Steve Eichinger, my history buddy, wrote about traveling along Stage Road from Tuckerton to Philadelphia, highlighting the many taverns along the way. You can read his Stage Road articles which appeared in the June, 2002 and June, 2003 issues of the Bass River Gazette by clicking on the 1820 Tuckerton Stage newspaper ad below.

The July 18, 1820 newspaper clipping advertises a Monday and Thursday trip a week from Tuckerton to Camden followed by a ferry ride to market Street in Philadelphia. On the return trip passengers could disembark in Tuckerton and take a ferry to the beaches on Long Beach Island where they could procure room and board for $4.00 a week. The stage ride cost $2.00.

Following is an August 27, 1840 ad which hawks stage rides from Philadelpia on Wednesdays and Saturdays to Tuckerton for $1.50 and to Manahawkin for $2.00. It lists the route as ferrying to Camden then traveling through Marlton, Tauton, Atsion, McCarthyville, Bass River, Tuckerton, and Manahawkin. McCartyville was a papermill town which later became Harrisville.

The ads sure put traveling from Tuckerton to Philadelphia in perspective. I guess I can't complain when I'm caught in heavy Expressway traffic. After all, it's better than a day or two's stage travel over bumpy old Stage Road. It seems that I'm Captain Kirk to that 17th century stage coach traveler.  Beam me up, Scotty!

Pete S

PS- A special thanks to Paul Schopp, a history colleague, who provided the Tuckerton Stage ads.

Tuesday, October 2, 2012

New Gretna News- January 14, 1943

It's been a while since I posted here at the Blog. Sorry about that! It's due to a combination of writer's block and computer problems. Hopefully, I'll be able to get back in the grove with weekly Blog posts.

I thought I'd take you on a trip back to New Gretna in the early part of 1943 via a clipping from the January 14, 1943 Tuckerton Beacon. It was the beginning of the year I was born and the middle of the war years. We see mention of a few New Gretna boys who served in the war. There were many young men and women from New Gretna that served in the war.

Rev. Huckaby and family - 1961

Private Harold Gerew

Win Salmons

Ruy and Marietta Allen

Delwin Downs in Clarence Mathis' store

Jack Mathis
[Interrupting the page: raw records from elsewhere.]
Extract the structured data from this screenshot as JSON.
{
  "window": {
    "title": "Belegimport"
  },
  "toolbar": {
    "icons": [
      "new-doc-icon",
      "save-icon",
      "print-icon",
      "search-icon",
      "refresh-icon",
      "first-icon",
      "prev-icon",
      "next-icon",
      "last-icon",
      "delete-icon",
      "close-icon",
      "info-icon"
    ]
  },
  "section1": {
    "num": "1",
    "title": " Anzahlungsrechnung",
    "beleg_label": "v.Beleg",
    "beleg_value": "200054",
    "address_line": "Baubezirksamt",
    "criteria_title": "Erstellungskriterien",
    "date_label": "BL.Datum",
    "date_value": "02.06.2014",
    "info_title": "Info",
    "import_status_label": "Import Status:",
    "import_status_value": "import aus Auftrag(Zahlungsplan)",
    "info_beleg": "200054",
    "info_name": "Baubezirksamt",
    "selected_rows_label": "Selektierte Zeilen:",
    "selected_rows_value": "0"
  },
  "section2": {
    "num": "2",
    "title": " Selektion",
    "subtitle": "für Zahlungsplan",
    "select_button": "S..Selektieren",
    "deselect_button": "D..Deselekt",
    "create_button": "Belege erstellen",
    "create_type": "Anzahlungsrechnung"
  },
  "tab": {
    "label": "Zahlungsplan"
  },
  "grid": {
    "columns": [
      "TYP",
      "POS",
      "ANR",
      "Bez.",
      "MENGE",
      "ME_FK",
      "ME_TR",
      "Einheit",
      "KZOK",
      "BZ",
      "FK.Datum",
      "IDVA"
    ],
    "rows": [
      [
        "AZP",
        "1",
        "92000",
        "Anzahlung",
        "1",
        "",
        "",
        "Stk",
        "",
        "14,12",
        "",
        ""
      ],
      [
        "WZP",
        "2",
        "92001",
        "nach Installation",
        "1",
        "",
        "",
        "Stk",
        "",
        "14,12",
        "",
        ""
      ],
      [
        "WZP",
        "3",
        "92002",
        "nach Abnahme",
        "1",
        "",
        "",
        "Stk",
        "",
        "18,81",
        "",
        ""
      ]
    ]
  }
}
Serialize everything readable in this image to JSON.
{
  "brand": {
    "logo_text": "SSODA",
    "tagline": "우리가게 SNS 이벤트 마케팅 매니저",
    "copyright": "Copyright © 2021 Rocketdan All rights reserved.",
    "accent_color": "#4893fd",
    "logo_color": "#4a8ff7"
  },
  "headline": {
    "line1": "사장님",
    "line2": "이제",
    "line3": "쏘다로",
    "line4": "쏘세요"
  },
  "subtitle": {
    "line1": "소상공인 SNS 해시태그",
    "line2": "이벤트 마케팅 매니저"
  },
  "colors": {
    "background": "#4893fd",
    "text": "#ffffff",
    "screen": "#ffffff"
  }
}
Milton and Mildred Kauflin

I hope that the news clipping and added photos bring back some memories for some New Gretna old timers out in the Blog-O-Sphere. If so, let's hear from you.

Pete S